AGRA Watch is a grassroots, Seattle-based group challenging the Bill and Melinda Gates Foundation’s questionable agricultural programs in Africa, including its Alliance for a Green Revolution in Africa (AGRA). The Gates Foundation and AGRA claim to be “pro-poor” and “pro-environment,” but their approach is closely aligned with transnational corporations, such as Monsanto, and foreign policy actors like USAID. They take advantage of food and global climate crises to promote high-tech, market-based, industrial agriculture and generate profits for corporations even while degrading the environment and disempowering farmers.

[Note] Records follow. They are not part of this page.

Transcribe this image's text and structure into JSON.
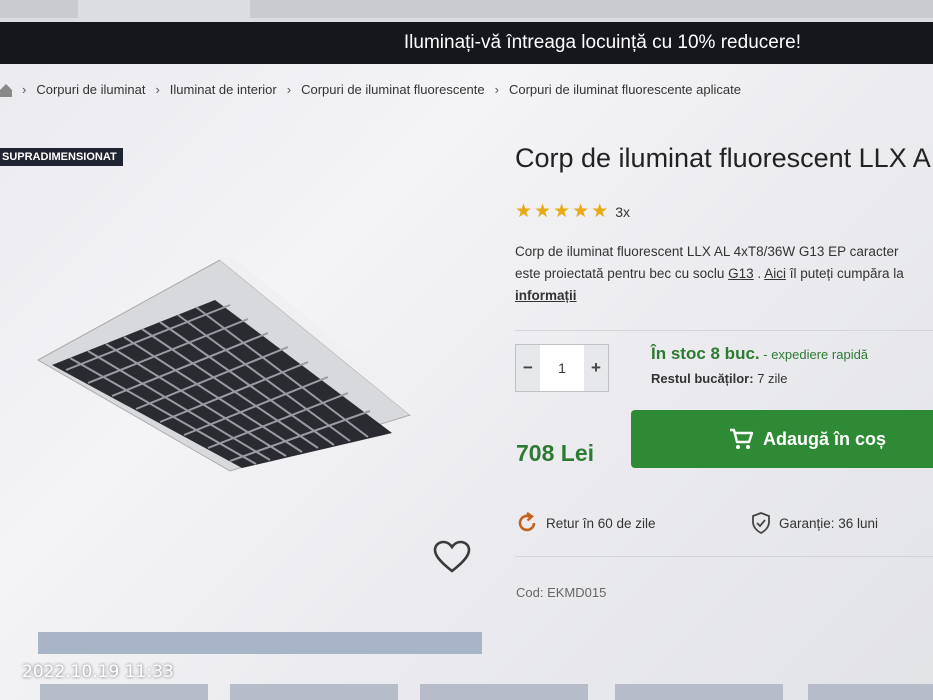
{
  "banner": {
    "text": "Iluminați-vă întreaga locuință cu 10% reducere!"
  },
  "breadcrumb": {
    "items": [
      "Corpuri de iluminat",
      "Iluminat de interior",
      "Corpuri de iluminat fluorescente",
      "Corpuri de iluminat fluorescente aplicate"
    ]
  },
  "badge": "SUPRADIMENSIONAT",
  "product": {
    "title": "Corp de iluminat fluorescent LLX A",
    "rating": 5,
    "review_count": "3x",
    "description_line1": "Corp de iluminat fluorescent LLX AL 4xT8/36W G13 EP caracter",
    "description_line2_pre": "este proiectată pentru bec cu soclu ",
    "description_link1": "G13",
    "description_sep": " . ",
    "description_link2": "Aici",
    "description_line2_post": " îl puteți cumpăra la",
    "more_info_link": "informații"
  },
  "quantity": {
    "minus": "−",
    "value": "1",
    "plus": "+"
  },
  "stock": {
    "status": "În stoc 8 buc.",
    "shipping": " - expediere rapidă",
    "rest_label": "Restul bucăților:",
    "rest_value": " 7 zile"
  },
  "price": "708 Lei",
  "cart_button": "Adaugă în coș",
  "features": {
    "return": "Retur în 60 de zile",
    "warranty": "Garanție: 36 luni"
  },
  "code": "Cod: EKMD015",
  "timestamp": "2022.10.19 11:33",
  "colors": {
    "accent_green": "#2f8a35",
    "banner_bg": "#15171d",
    "star": "#e8a916",
    "return_icon": "#c4621c"
  }
}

Their programs are a form of philanthrocapitalism based on biopiracy.

FIAN https://www.fian.org/en/press-release/article/wef-takeover-of-un-strongly-condemned-2273
https://grain.org/en/article/6283-what-s-wrong-with-biofortified-crops-the-fight-for-genuine-solutions-to-malnutrition-is-on
Interesting event, but on one level concerning, as the panel of one meant that some of the various views put forward might not be further explored.

Tessa B
Tessa B
19 days ago

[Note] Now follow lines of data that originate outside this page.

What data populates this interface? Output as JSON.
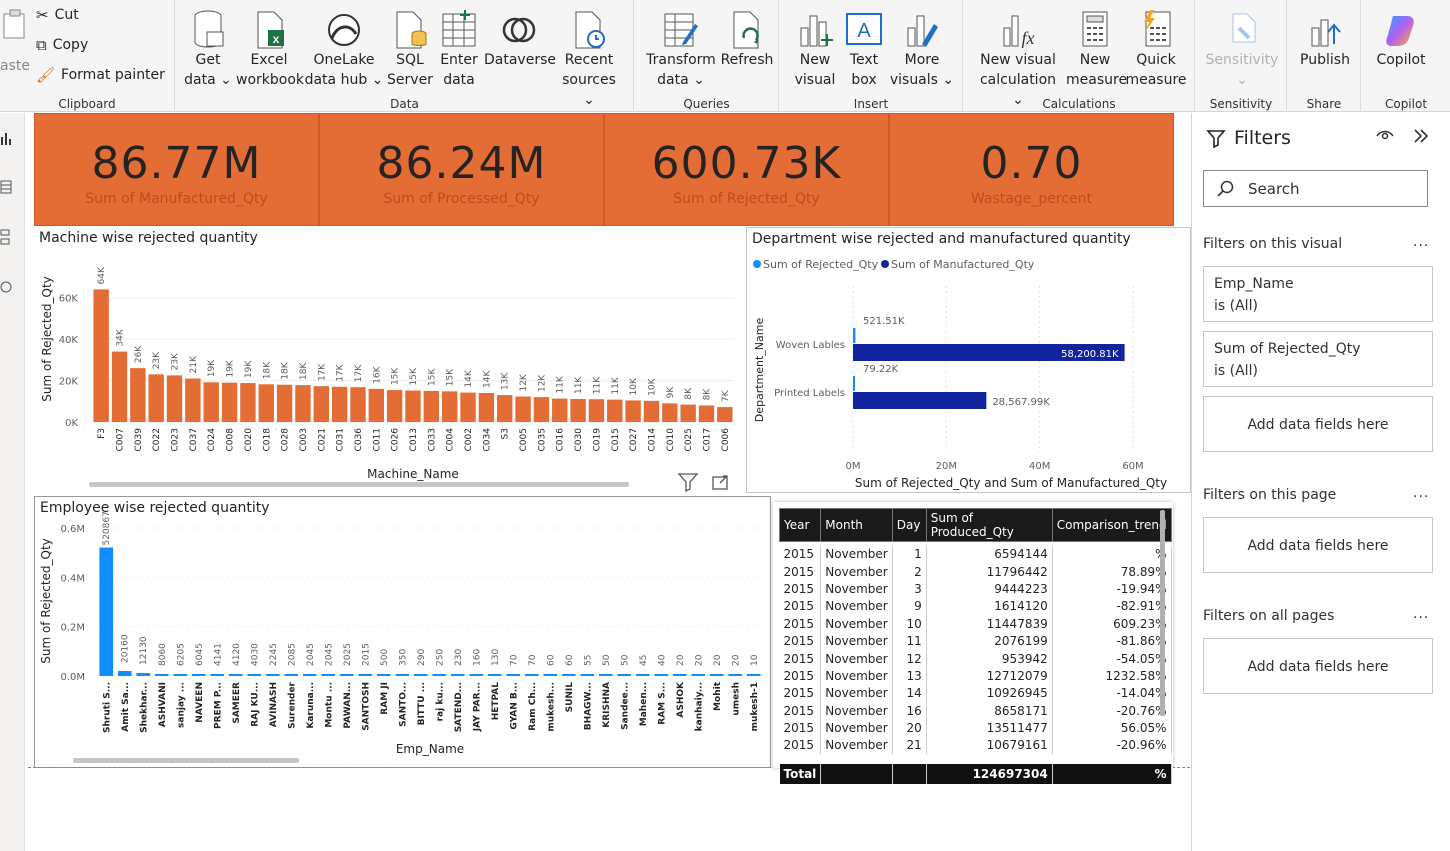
{
  "ribbon": {
    "clipboard": {
      "label": "Clipboard",
      "paste": "aste",
      "cut": "Cut",
      "copy": "Copy",
      "format_painter": "Format painter"
    },
    "data": {
      "label": "Data",
      "get_data": [
        "Get",
        "data ⌄"
      ],
      "excel": [
        "Excel",
        "workbook"
      ],
      "onelake": [
        "OneLake",
        "data hub ⌄"
      ],
      "sql": [
        "SQL",
        "Server"
      ],
      "enter": [
        "Enter",
        "data"
      ],
      "dataverse": [
        "Dataverse",
        ""
      ],
      "recent": [
        "Recent",
        "sources ⌄"
      ]
    },
    "queries": {
      "label": "Queries",
      "transform": [
        "Transform",
        "data ⌄"
      ],
      "refresh": [
        "Refresh",
        ""
      ]
    },
    "insert": {
      "label": "Insert",
      "new_visual": [
        "New",
        "visual"
      ],
      "text_box": [
        "Text",
        "box"
      ],
      "more_visuals": [
        "More",
        "visuals ⌄"
      ]
    },
    "calculations": {
      "label": "Calculations",
      "new_visual_calc": [
        "New visual",
        "calculation ⌄"
      ],
      "new_measure": [
        "New",
        "measure"
      ],
      "quick_measure": [
        "Quick",
        "measure"
      ]
    },
    "sensitivity": {
      "label": "Sensitivity",
      "btn": [
        "Sensitivity",
        "⌄"
      ]
    },
    "share": {
      "label": "Share",
      "publish": "Publish"
    },
    "copilot": {
      "label": "Copilot",
      "btn": "Copilot"
    }
  },
  "cards": [
    {
      "value": "86.77M",
      "label": "Sum of Manufactured_Qty"
    },
    {
      "value": "86.24M",
      "label": "Sum of Processed_Qty"
    },
    {
      "value": "600.73K",
      "label": "Sum of Rejected_Qty"
    },
    {
      "value": "0.70",
      "label": "Wastage_percent"
    }
  ],
  "machine_chart": {
    "title": "Machine wise rejected quantity",
    "xlabel": "Machine_Name",
    "ylabel": "Sum of Rejected_Qty",
    "color": "#e46c35",
    "yticks": [
      "0K",
      "20K",
      "40K",
      "60K"
    ],
    "ytick_values": [
      0,
      20000,
      40000,
      60000
    ]
  },
  "dept_chart": {
    "title": "Department wise rejected and manufactured quantity",
    "ylabel": "Department_Name",
    "xlabel": "Sum of Rejected_Qty and Sum of Manufactured_Qty",
    "legend": [
      "Sum of Rejected_Qty",
      "Sum of Manufactured_Qty"
    ],
    "colors": [
      "#118dff",
      "#12239e"
    ],
    "xticks": [
      "0M",
      "20M",
      "40M",
      "60M"
    ],
    "bars": [
      {
        "cat": "Woven Lables",
        "rej_label": "521.51K",
        "man_label": "58,200.81K"
      },
      {
        "cat": "Printed Labels",
        "rej_label": "79.22K",
        "man_label": "28,567.99K"
      }
    ]
  },
  "emp_chart": {
    "title": "Employee wise rejected quantity",
    "xlabel": "Emp_Name",
    "ylabel": "Sum of Rejected_Qty",
    "color": "#118dff",
    "yticks": [
      "0.0M",
      "0.2M",
      "0.4M",
      "0.6M"
    ],
    "ytick_values": [
      0,
      200000,
      400000,
      600000
    ]
  },
  "chart_data": [
    {
      "type": "bar",
      "title": "Machine wise rejected quantity",
      "xlabel": "Machine_Name",
      "ylabel": "Sum of Rejected_Qty",
      "ylim": [
        0,
        70000
      ],
      "categories": [
        "F3",
        "C007",
        "C039",
        "C022",
        "C023",
        "C037",
        "C024",
        "C008",
        "C020",
        "C018",
        "C028",
        "C003",
        "C021",
        "C031",
        "C036",
        "C011",
        "C026",
        "C013",
        "C033",
        "C004",
        "C002",
        "C034",
        "S3",
        "C005",
        "C035",
        "C016",
        "C030",
        "C019",
        "C015",
        "C027",
        "C014",
        "C010",
        "C025",
        "C017",
        "C006"
      ],
      "labels": [
        "64K",
        "34K",
        "26K",
        "23K",
        "23K",
        "21K",
        "19K",
        "19K",
        "19K",
        "18K",
        "18K",
        "18K",
        "17K",
        "17K",
        "17K",
        "16K",
        "15K",
        "15K",
        "15K",
        "15K",
        "14K",
        "14K",
        "13K",
        "12K",
        "12K",
        "11K",
        "11K",
        "11K",
        "11K",
        "10K",
        "10K",
        "9K",
        "8K",
        "8K",
        "7K"
      ],
      "values": [
        64000,
        34000,
        26000,
        23000,
        22500,
        21000,
        19200,
        19000,
        18800,
        18200,
        18000,
        17800,
        17300,
        17000,
        16800,
        16000,
        15400,
        15200,
        15000,
        14800,
        14200,
        14000,
        13000,
        12300,
        12000,
        11300,
        11100,
        11000,
        10800,
        10400,
        10200,
        9000,
        8400,
        8000,
        7200
      ]
    },
    {
      "type": "bar",
      "title": "Department wise rejected and manufactured quantity",
      "orientation": "horizontal",
      "categories": [
        "Woven Lables",
        "Printed Labels"
      ],
      "xlim": [
        0,
        60000000
      ],
      "series": [
        {
          "name": "Sum of Rejected_Qty",
          "values": [
            521510,
            79220
          ]
        },
        {
          "name": "Sum of Manufactured_Qty",
          "values": [
            58200810,
            28567990
          ]
        }
      ]
    },
    {
      "type": "bar",
      "title": "Employee wise rejected quantity",
      "xlabel": "Emp_Name",
      "ylabel": "Sum of Rejected_Qty",
      "ylim": [
        0,
        600000
      ],
      "categories": [
        "Shruti S...",
        "Amit Sa...",
        "Shekhar...",
        "ASHVANI",
        "sanjay ...",
        "NAVEEN",
        "PREM P...",
        "SAMEER",
        "RAJ KU...",
        "AVINASH",
        "Surender",
        "Karuna...",
        "Montu ...",
        "PAWAN...",
        "SANTOSH",
        "RAM JI",
        "SANTO...",
        "BITTU ...",
        "raj ku...",
        "SATEND...",
        "JAY PAR...",
        "HETPAL",
        "GYAN B...",
        "Ram Ch...",
        "mukesh...",
        "SUNIL",
        "BHAGW...",
        "KRISHNA",
        "Sandee...",
        "Mahen...",
        "RAM S...",
        "ASHOK",
        "kanhaiy...",
        "Mohit",
        "umesh",
        "mukesh-1"
      ],
      "labels": [
        "520867",
        "20160",
        "12130",
        "8060",
        "6205",
        "6045",
        "4141",
        "4120",
        "4030",
        "2245",
        "2085",
        "2045",
        "2045",
        "2025",
        "2015",
        "500",
        "350",
        "290",
        "250",
        "230",
        "160",
        "130",
        "70",
        "70",
        "60",
        "60",
        "55",
        "50",
        "50",
        "45",
        "40",
        "20",
        "20",
        "20",
        "20",
        "10"
      ],
      "values": [
        520867,
        20160,
        12130,
        8060,
        6205,
        6045,
        4141,
        4120,
        4030,
        2245,
        2085,
        2045,
        2045,
        2025,
        2015,
        500,
        350,
        290,
        250,
        230,
        160,
        130,
        70,
        70,
        60,
        60,
        55,
        50,
        50,
        45,
        40,
        20,
        20,
        20,
        20,
        10
      ]
    },
    {
      "type": "table",
      "columns": [
        "Year",
        "Month",
        "Day",
        "Sum of Produced_Qty",
        "Comparison_trend"
      ],
      "rows": [
        [
          "2015",
          "November",
          "1",
          "6594144",
          "%"
        ],
        [
          "2015",
          "November",
          "2",
          "11796442",
          "78.89%"
        ],
        [
          "2015",
          "November",
          "3",
          "9444223",
          "-19.94%"
        ],
        [
          "2015",
          "November",
          "9",
          "1614120",
          "-82.91%"
        ],
        [
          "2015",
          "November",
          "10",
          "11447839",
          "609.23%"
        ],
        [
          "2015",
          "November",
          "11",
          "2076199",
          "-81.86%"
        ],
        [
          "2015",
          "November",
          "12",
          "953942",
          "-54.05%"
        ],
        [
          "2015",
          "November",
          "13",
          "12712079",
          "1232.58%"
        ],
        [
          "2015",
          "November",
          "14",
          "10926945",
          "-14.04%"
        ],
        [
          "2015",
          "November",
          "16",
          "8658171",
          "-20.76%"
        ],
        [
          "2015",
          "November",
          "20",
          "13511477",
          "56.05%"
        ],
        [
          "2015",
          "November",
          "21",
          "10679161",
          "-20.96%"
        ]
      ],
      "total": [
        "Total",
        "",
        "",
        "124697304",
        "%"
      ]
    }
  ],
  "filters": {
    "title": "Filters",
    "search_placeholder": "Search",
    "on_visual": "Filters on this visual",
    "on_page": "Filters on this page",
    "on_all": "Filters on all pages",
    "dots": "...",
    "cards": [
      {
        "name": "Emp_Name",
        "state": "is (All)"
      },
      {
        "name": "Sum of Rejected_Qty",
        "state": "is (All)"
      }
    ],
    "add_fields": "Add data fields here"
  }
}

Thank you UnHerd for arranging the event and thank you to Peter Singer. Not everyone was in agreement with everything Peter Singer said. I would urge people to do their own research for example, regarding vaccines, globalism (but guess it depends on the definition) and on the “recommended” effective altruism charities mentioned. One of the charities (if you look them up) is promoting “AGRA” but it might be good to be aware of differing opinions before considering donating to a particular charity: I guess time limitations meant that Peter Singer did not always have time to expand on his answers. There is much to think about.
AGRA Watch website

AGRA Watch is a grassroots, Seattle-based group challenging the Bill and Melinda Gates Foundation’s questionable agricultural programs in Africa, including its Alliance for a Green Revolution in Africa (AGRA). The Gates Foundation and AGRA claim to be “pro-poor” and “pro-environment,” but their approach is closely aligned with transnational corporations, such as Monsanto, and foreign policy actors like USAID. They take advantage of food and global climate crises to promote high-tech, market-based, industrial agriculture and generate profits for corporations even while degrading the environment and disempowering farmers. Their programs are a form of philanthrocapitalism based on biopiracy.

Lancashire Lad
Lancashire Lad
18 days ago
Reply to  Tessa B

I don’t think anyone who takes the trouble to watch the video will be unduly influenced by Singer. The vast majority won’t be watching to help them form opinions but just to hear first hand from him. I can’t say i was impressed.